The endless inventions of the famous French chef Auguste Escoffier (1846-1935) include many iconic dishes such as peach Melba and several duck recipes. Escoffier is recognized as the inventor of new restaurant concepts in collaboration with César Ritz (1850-1918), the hotel impressario. In particular, Escoffier was responsible for firmly establishing the custom of à la carte dining where restaurant diners ordered from a menu rather than being served a set meal. His restaurants in several cities were popular with the highest of high society, with European royalty and with other celebrities, notably the Prince of Wales (later King of England); the Kaiser of Germany; author Emile Zola; opera diva Nellie Melba; and actor Sarah Bernhardt. Steamship lines, American hotels, and many restaurants requested the services of Escoffier as a consultant, which he gladly accepted because he wanted to promote fine French food throughout the world.

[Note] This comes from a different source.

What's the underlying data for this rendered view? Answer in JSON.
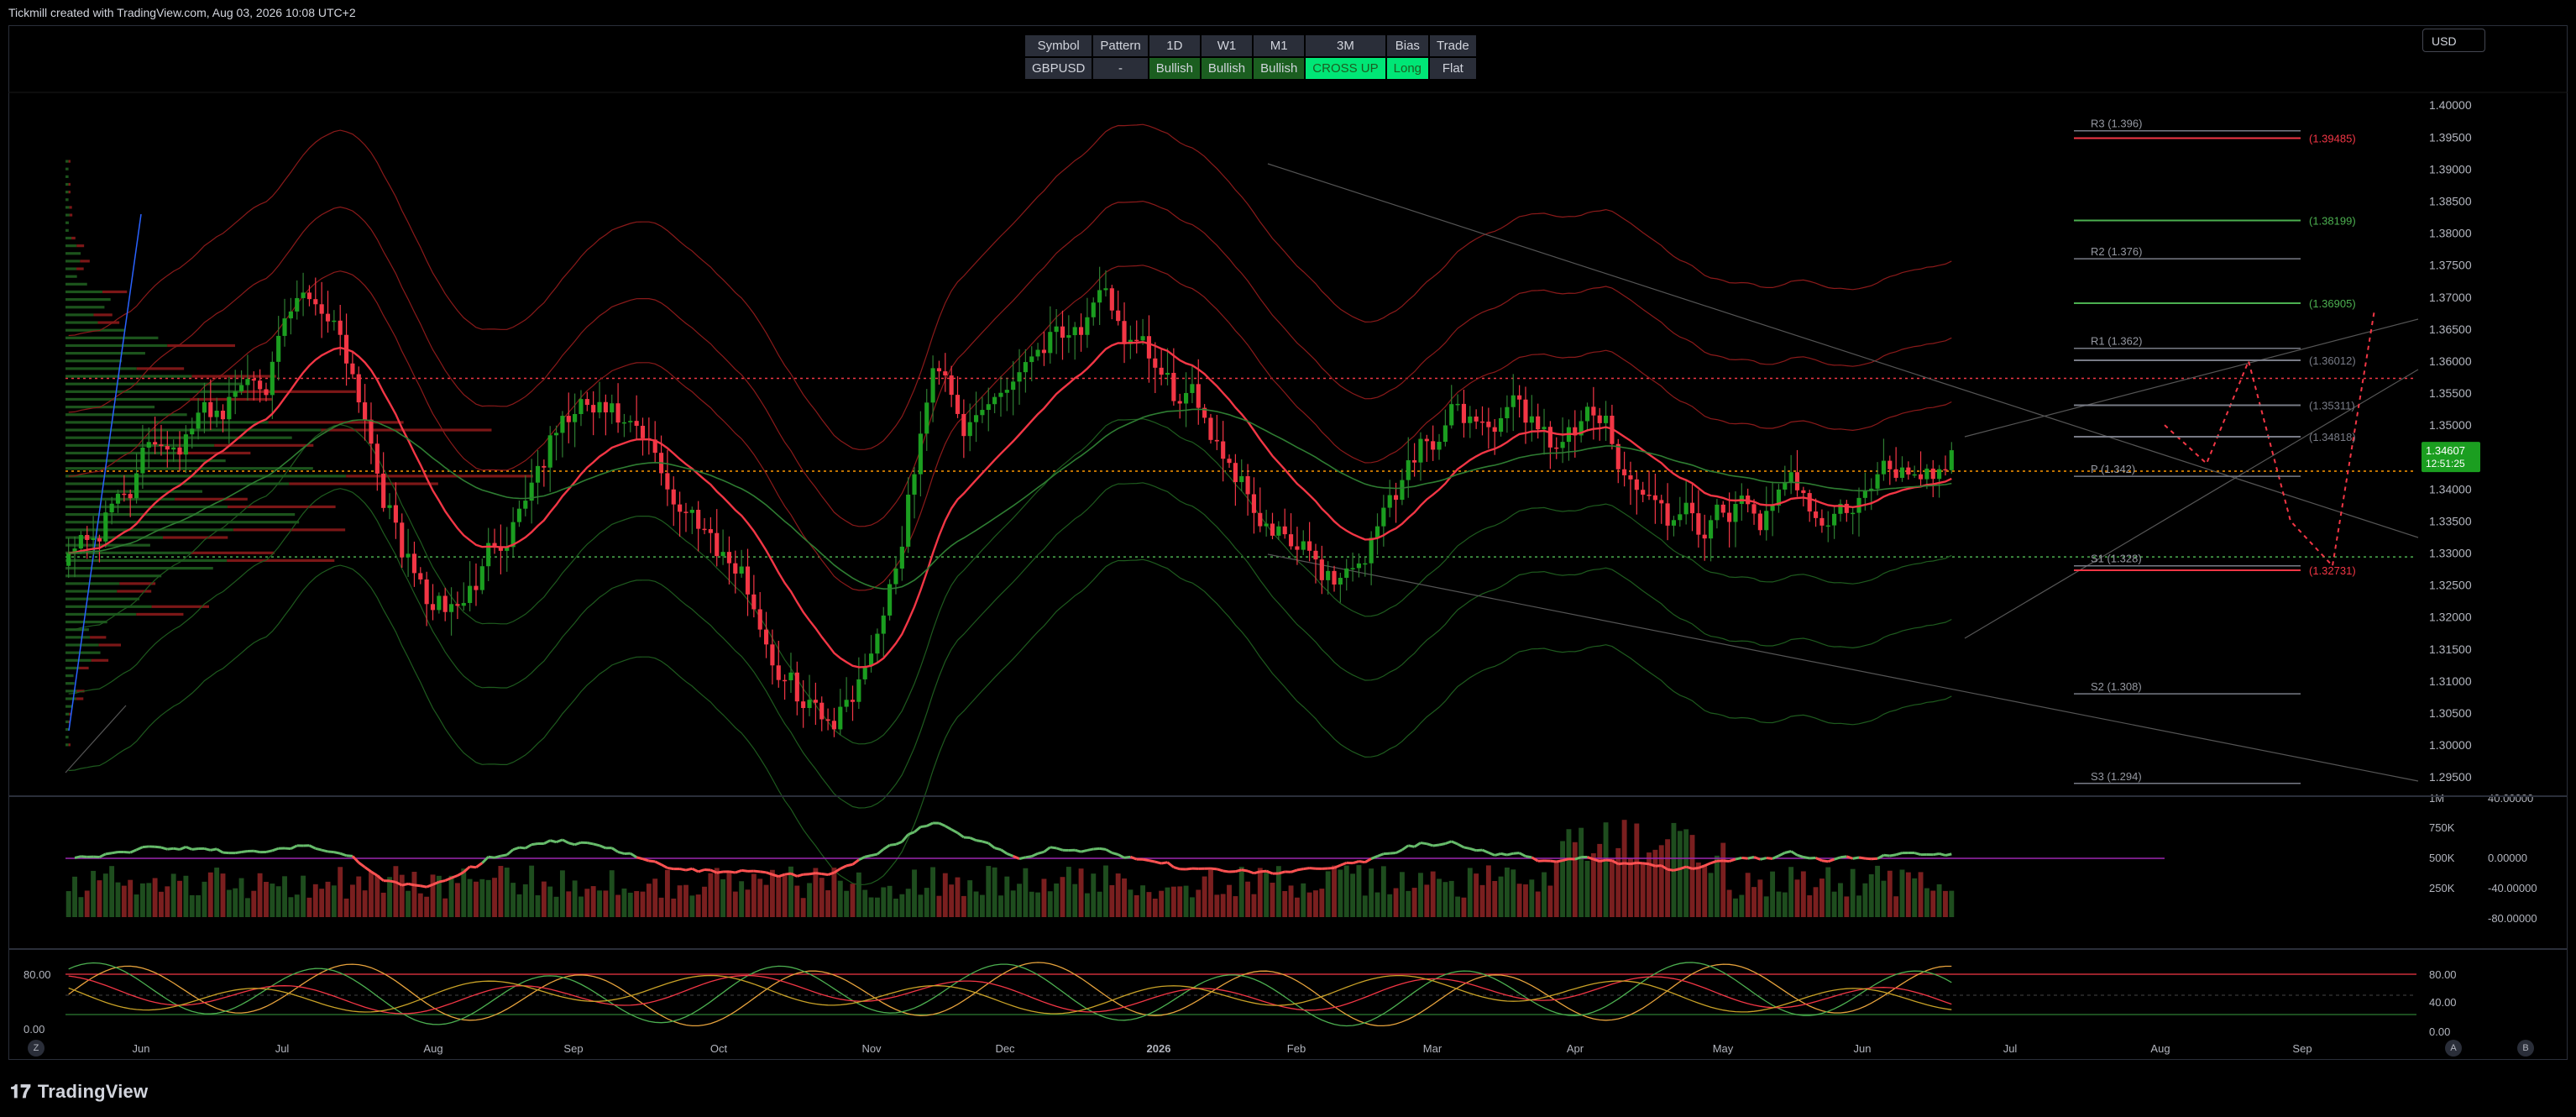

After Escoffier's death, his grandson created the book Memories of My Life from a number of documents found among his papers. The English translation, published in 1997, contains additional material. Besides all of the well-known accomplishments, Memories documents Escoffier's military service in the Franco-Prussian War (1870-1871), when he cooked for the troops and was taken as a German prisoner of war. He reveals himself to have been a generous person. For example, he arranged to have properly conserved leftover food from a restaurant regularly donated to a charity home where it enabled residents to enjoy an excellent meal. He requested that a tribute fund meant to purchase a gift for him, in honor of his retirement, be donated instead to an old-age home for destitute chefs.
I regret to say that I don't think the recipes in the book are achievable now, at least not as written. Too many truffles, for one thing. Consider the recipe for Mousse de Merlan aux Ecrevisses (fish mousse with shrimp, subtitled "Le Réve de Katinka" in honor of a famous dancer). Besides fish and shrimp, it calls for "a few" sliced truffles to line a mould for the mousse, and then another 125 grams of raw truffles to flavor the sauce -- up to $1000 worth of truffles at current prices.
Besides the cost of truffles, making a mousse by Escoffier's method is very demanding. It requires pressing a mixture of fish and other ingredients through a fine sieve, chilling it on ice, and working in heavy cream. Too much work for me. However, I love the following instructions from the recipe, especially the part about using one's sense of smell:
"While the mousse is cooking, boil 36 large shrimp in a white wine court bouillon. Remove their shells and place the tails in a sauce pan with 2 teaspoons of butter and 125 grams of raw truffles, peeled and sliced, and a little salt and pepper. Cover the saucepan and heat the shrimp for several minutes, until the aroma of the truffles is perfect." (p. 80)Escoffier's most famous dish is surely Peach Melba, named for the famous soprano Nellie Melba (1861-1931). Escoffier invented it, he wrote, "for the opening of the Carleton Hotel," which was in 1899. He continued:
"I presented her with a dessert of peaches on a bed of vanilla ice cream, covered with a lace of spun sugar, and placed in a silver bowl nestled between the wings of a beautiful swan sculpted out of a large block of ice. The effect was stunning." (p. 115)It's essential to use "tender and very ripe peaches... and a purée of sugared raspberry." Warnings against substitutions are emphatic:
"Any variation on the recipe ruins the delicate balance of its tastes. ... Some take the liberty of replacing the raspberry purée with strawberry jam or red currant jelly... Others suggest decorating the peach with whipped cream. The results obtained have absolutely nothing to do with the original recipe and could hardly satisfy the palate of a real connoisseur." (p. 116)In other words, if you want to follow Escoffier, you better get it right! If you see Peach Melba on a menu today, it's probably a peach half (maybe from a can) with red fruit sauce, ice cream, and whipped cream. Escoffier would not approve! A google search for "peach melba" suggests that there's a whole lot of desecration going on.
Escoffier's Memories include only a few of the most notable recipes. A huge number of Escoffier's recipes and techniques, along with many traditional French culinary skills, appeared in 1903 in his immediately classic book: Le Guide culinaire, aide-mémoire de cuisine pratique, translated as The complete guide to the art of modern cookery. Escoffier clearly intended the book as a guide for chefs in fine restaurants, but also he says:
"It is absolutely necessary that waiters be able to answer the questions of any customer wanting to know the content of any dish, without having to ask somebody in the kitchen. Therefore, they need precise information put forth concisely." (p. 172)Although I've always had the impression that Escoffier was very old-school, and had been superseded by various subsequent styles of French cuisine, I was surprised at how many of his essential ideas still seem relevant at the current times. Wouldn't it be nice if waiters were truly well informed? And if restaurateurs had a social conscience?